* _Stored items from a collection_:
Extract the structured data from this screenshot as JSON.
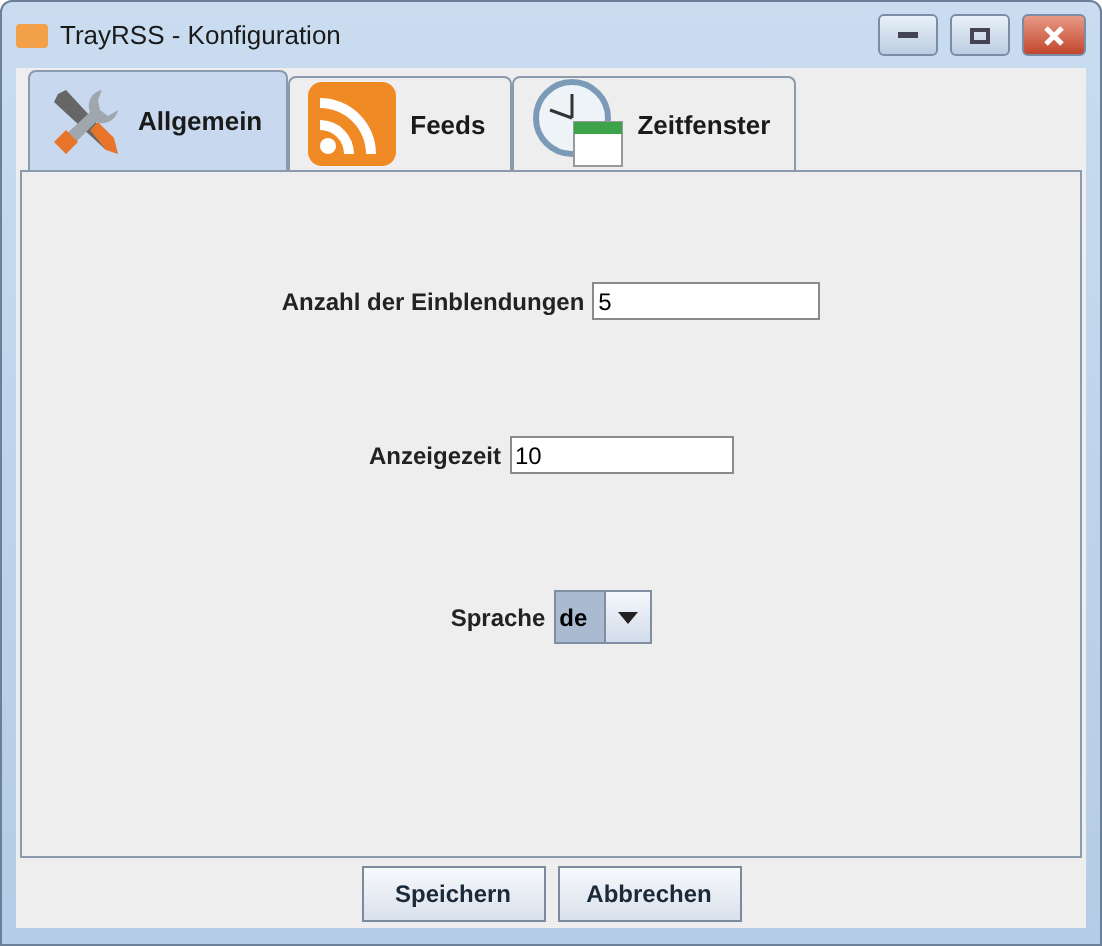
{
  "window": {
    "title": "TrayRSS - Konfiguration"
  },
  "tabs": [
    {
      "label": "Allgemein",
      "selected": true
    },
    {
      "label": "Feeds",
      "selected": false
    },
    {
      "label": "Zeitfenster",
      "selected": false
    }
  ],
  "fields": [
    {
      "kind": "text",
      "label": "Anzahl der Einblendungen",
      "value": "5"
    },
    {
      "kind": "text",
      "label": "Anzeigezeit",
      "value": "10"
    },
    {
      "kind": "select",
      "label": "Sprache",
      "value": "de"
    }
  ],
  "buttons": [
    "Speichern",
    "Abbrechen"
  ]
}
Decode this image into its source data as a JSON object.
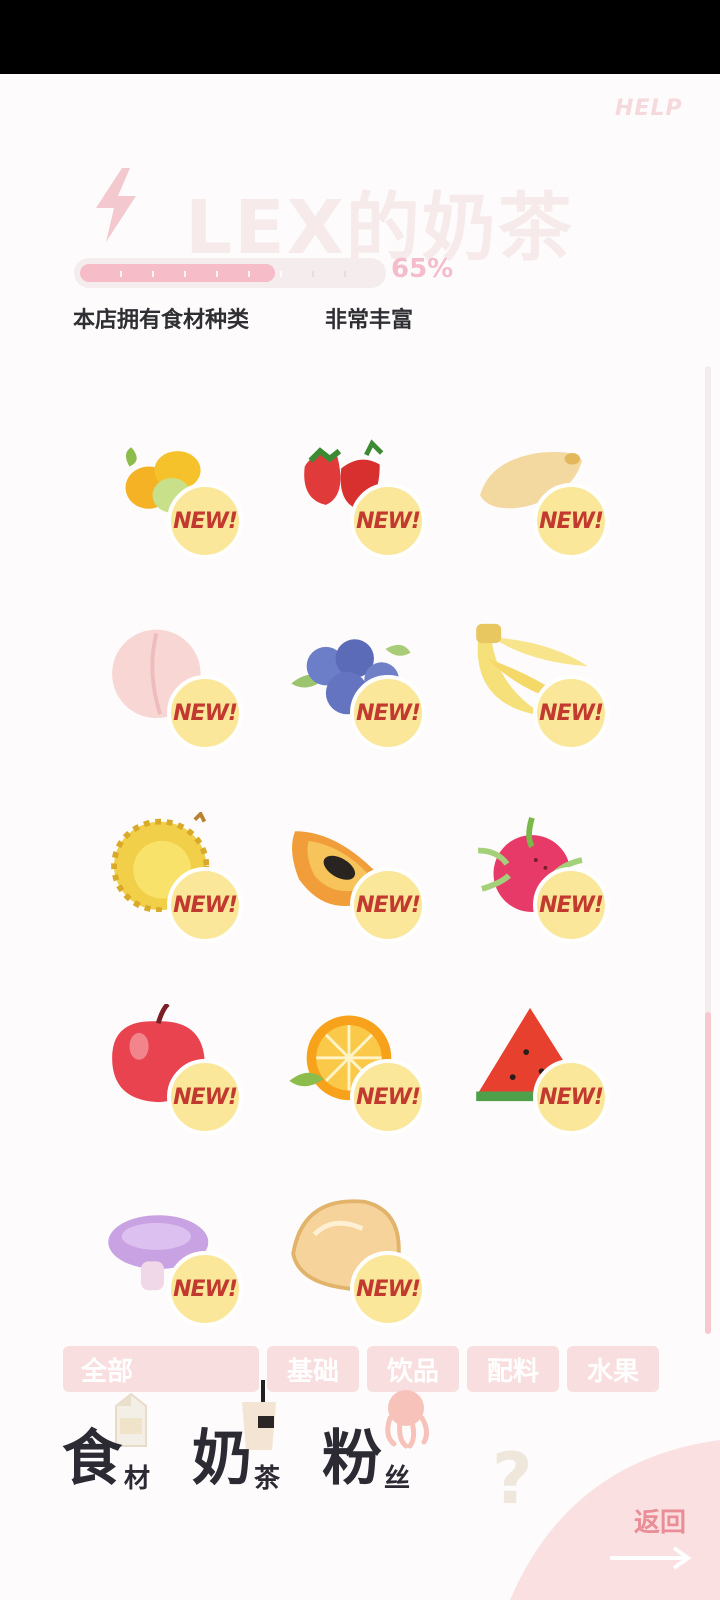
{
  "header": {
    "help": "HELP",
    "title": "LEX的奶茶",
    "progress": {
      "value": 0.65,
      "label": "65%"
    },
    "stock_label": "本店拥有食材种类",
    "stock_value": "非常丰富"
  },
  "badge_text": "NEW!",
  "ingredients": [
    {
      "icon": "lemon-icon"
    },
    {
      "icon": "strawberry-icon"
    },
    {
      "icon": "mango-icon"
    },
    {
      "icon": "peach-icon"
    },
    {
      "icon": "blueberry-icon"
    },
    {
      "icon": "banana-icon"
    },
    {
      "icon": "durian-icon"
    },
    {
      "icon": "papaya-icon"
    },
    {
      "icon": "dragonfruit-icon"
    },
    {
      "icon": "apple-icon"
    },
    {
      "icon": "orange-icon"
    },
    {
      "icon": "watermelon-icon"
    },
    {
      "icon": "taro-icon"
    },
    {
      "icon": "fortune-cookie-icon"
    }
  ],
  "filter_tabs": [
    "全部",
    "基础",
    "饮品",
    "配料",
    "水果"
  ],
  "bottom_nav": [
    {
      "big": "食",
      "small": "材",
      "icon": "milk-carton-icon"
    },
    {
      "big": "奶",
      "small": "茶",
      "icon": "bubble-tea-icon"
    },
    {
      "big": "粉",
      "small": "丝",
      "icon": "octopus-icon"
    },
    {
      "big": "?",
      "small": ""
    }
  ],
  "back_label": "返回",
  "colors": {
    "accent_pink": "#f6bcc8",
    "badge_yellow": "#fbe79a",
    "badge_red": "#c23a2f",
    "tab_bg": "#f8dede"
  }
}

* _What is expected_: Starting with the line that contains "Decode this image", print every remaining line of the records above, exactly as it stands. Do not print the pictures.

* _Finished exercise_:
Decode this image into its source data as a JSON object.
{
  "header": {
    "help": "HELP",
    "title": "LEX的奶茶",
    "progress": {
      "value": 0.65,
      "label": "65%"
    },
    "stock_label": "本店拥有食材种类",
    "stock_value": "非常丰富"
  },
  "badge_text": "NEW!",
  "ingredients": [
    {
      "icon": "lemon-icon"
    },
    {
      "icon": "strawberry-icon"
    },
    {
      "icon": "mango-icon"
    },
    {
      "icon": "peach-icon"
    },
    {
      "icon": "blueberry-icon"
    },
    {
      "icon": "banana-icon"
    },
    {
      "icon": "durian-icon"
    },
    {
      "icon": "papaya-icon"
    },
    {
      "icon": "dragonfruit-icon"
    },
    {
      "icon": "apple-icon"
    },
    {
      "icon": "orange-icon"
    },
    {
      "icon": "watermelon-icon"
    },
    {
      "icon": "taro-icon"
    },
    {
      "icon": "fortune-cookie-icon"
    }
  ],
  "filter_tabs": [
    "全部",
    "基础",
    "饮品",
    "配料",
    "水果"
  ],
  "bottom_nav": [
    {
      "big": "食",
      "small": "材",
      "icon": "milk-carton-icon"
    },
    {
      "big": "奶",
      "small": "茶",
      "icon": "bubble-tea-icon"
    },
    {
      "big": "粉",
      "small": "丝",
      "icon": "octopus-icon"
    },
    {
      "big": "?",
      "small": ""
    }
  ],
  "back_label": "返回",
  "colors": {
    "accent_pink": "#f6bcc8",
    "badge_yellow": "#fbe79a",
    "badge_red": "#c23a2f",
    "tab_bg": "#f8dede"
  }
}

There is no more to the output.